|Nitrogen Need/Phosphorus Crop Removal Manure Application Determination Table|
|Soil Test Phosphorus ppm||Soil Loss - Erosion, Sheet and Rill Number (Tons per Acre)|
|Less than 4||4 to 6||Greater than 6|
|100 Foot Vegetated Buffer||100 Foot Vegetated Buffer|
|0-25||0-35||Nitrogen need||Nitrogen need||Nitrogen need||Nitrogen need||No application|
|26-50||36-75||Nitrogen need||Nitrogen need||Nitrogen need||Phosphorus crop removal1||No application|
|51-75||76-110||Nitrogen need||Phosphorus crop removal||Phosphorus crop removal||Phosphorus crop removal||No application|
|76-100||111-150||Phosphorus crop removal||Phosphorus crop removal||Phosphorus crop removal||Phosphorus crop removal||No application|
|Greater than 100||Greater than 150||No application||No application||No application||No application||No application|
|1Phosphorus crop removal is the amount of phosphorus a crop removes in a one year crop rotation.|
Fields requiring phosphorus crop removal based land application, using the table above, can be listed in the initial nutrient management plan and used for manure application but the field acres cannot be included in the total acres needed for a nitrogen based plan.

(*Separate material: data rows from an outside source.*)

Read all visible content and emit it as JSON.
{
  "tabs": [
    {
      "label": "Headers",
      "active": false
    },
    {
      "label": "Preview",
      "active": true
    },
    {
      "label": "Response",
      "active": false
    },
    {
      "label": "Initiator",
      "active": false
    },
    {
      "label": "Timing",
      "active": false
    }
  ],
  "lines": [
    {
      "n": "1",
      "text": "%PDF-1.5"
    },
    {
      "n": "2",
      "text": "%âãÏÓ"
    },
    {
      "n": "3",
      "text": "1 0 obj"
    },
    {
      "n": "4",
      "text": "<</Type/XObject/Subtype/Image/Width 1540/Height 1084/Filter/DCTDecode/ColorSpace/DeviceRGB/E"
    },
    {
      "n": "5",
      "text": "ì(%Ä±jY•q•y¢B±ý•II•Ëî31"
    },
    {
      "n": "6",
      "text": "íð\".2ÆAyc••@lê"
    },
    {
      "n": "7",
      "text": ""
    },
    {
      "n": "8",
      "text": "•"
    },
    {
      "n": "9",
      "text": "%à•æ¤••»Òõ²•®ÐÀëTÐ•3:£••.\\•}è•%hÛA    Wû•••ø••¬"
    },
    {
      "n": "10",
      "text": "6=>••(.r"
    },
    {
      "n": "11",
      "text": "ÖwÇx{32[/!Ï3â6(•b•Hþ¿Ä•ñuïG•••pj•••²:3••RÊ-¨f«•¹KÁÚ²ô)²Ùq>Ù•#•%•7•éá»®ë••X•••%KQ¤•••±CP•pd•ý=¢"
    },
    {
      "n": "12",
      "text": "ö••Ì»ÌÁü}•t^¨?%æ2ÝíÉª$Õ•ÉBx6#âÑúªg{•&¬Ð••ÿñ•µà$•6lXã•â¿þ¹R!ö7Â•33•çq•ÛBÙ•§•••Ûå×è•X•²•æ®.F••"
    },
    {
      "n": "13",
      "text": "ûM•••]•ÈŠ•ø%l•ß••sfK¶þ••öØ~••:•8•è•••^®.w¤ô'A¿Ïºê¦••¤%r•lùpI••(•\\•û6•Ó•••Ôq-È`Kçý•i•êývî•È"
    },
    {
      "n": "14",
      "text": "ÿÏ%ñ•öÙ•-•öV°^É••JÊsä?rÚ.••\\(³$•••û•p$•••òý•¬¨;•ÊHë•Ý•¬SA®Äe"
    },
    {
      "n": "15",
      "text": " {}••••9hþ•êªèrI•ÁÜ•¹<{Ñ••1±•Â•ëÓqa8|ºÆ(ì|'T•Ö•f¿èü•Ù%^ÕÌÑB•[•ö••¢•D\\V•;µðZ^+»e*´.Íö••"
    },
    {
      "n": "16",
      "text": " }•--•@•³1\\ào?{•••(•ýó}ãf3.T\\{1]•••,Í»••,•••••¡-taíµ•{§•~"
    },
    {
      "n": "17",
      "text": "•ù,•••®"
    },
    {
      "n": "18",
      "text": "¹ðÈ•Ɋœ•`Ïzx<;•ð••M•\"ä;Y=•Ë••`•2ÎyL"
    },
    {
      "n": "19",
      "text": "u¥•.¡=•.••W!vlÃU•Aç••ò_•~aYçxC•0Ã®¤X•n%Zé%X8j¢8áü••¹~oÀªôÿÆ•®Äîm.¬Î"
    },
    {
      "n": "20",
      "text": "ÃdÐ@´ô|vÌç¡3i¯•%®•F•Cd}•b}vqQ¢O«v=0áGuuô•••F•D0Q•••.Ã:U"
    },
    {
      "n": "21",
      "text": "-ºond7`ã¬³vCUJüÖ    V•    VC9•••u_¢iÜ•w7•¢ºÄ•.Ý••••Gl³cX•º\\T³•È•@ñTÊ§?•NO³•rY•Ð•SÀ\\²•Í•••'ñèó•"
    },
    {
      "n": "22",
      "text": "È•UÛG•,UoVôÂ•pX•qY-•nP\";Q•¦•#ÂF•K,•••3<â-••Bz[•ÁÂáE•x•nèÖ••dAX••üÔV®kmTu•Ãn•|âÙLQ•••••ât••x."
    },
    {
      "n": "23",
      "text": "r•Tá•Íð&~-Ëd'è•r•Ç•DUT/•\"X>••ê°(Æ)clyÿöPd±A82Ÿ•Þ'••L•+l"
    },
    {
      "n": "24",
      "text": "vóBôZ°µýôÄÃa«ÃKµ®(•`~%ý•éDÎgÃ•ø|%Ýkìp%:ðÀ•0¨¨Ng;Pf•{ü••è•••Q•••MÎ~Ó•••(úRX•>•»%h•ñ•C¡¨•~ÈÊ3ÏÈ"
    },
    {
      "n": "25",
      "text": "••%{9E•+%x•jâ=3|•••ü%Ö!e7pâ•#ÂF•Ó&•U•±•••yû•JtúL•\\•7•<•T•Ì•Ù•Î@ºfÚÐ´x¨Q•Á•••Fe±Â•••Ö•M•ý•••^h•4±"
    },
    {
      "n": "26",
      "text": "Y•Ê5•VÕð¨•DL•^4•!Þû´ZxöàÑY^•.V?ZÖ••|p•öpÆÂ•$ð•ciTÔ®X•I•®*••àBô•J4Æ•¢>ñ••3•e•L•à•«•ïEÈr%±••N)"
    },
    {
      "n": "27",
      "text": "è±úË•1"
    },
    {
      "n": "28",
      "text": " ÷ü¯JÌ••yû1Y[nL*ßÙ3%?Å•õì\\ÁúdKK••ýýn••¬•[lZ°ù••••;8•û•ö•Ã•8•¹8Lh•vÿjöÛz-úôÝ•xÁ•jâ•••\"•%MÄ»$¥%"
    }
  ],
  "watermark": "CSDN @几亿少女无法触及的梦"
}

Soil and Manure Testing
Manure Application Restrictions
Other Producer Responsibilities
Yes. As required by state regulation, DENR will inspect these operations as follows:
In the event that there is a change in the ownership of a permitted animal feeding operation the permit must be transferred to the new owner/operator. Below is a list of items that the department requires prior to transferring permit coverage. Many of the listed forms are attached in the appendices of the general permit.
The department should be given 30 days notice prior to selling or transferring the facility to others. The new owner/operator will be required to attend the environmental training class sponsored by SDSU. Any other applicable permits (water right permit or ground water discharge permit) must also be transferred to the new owner/operator.
Yes. Other state permits that may be required are: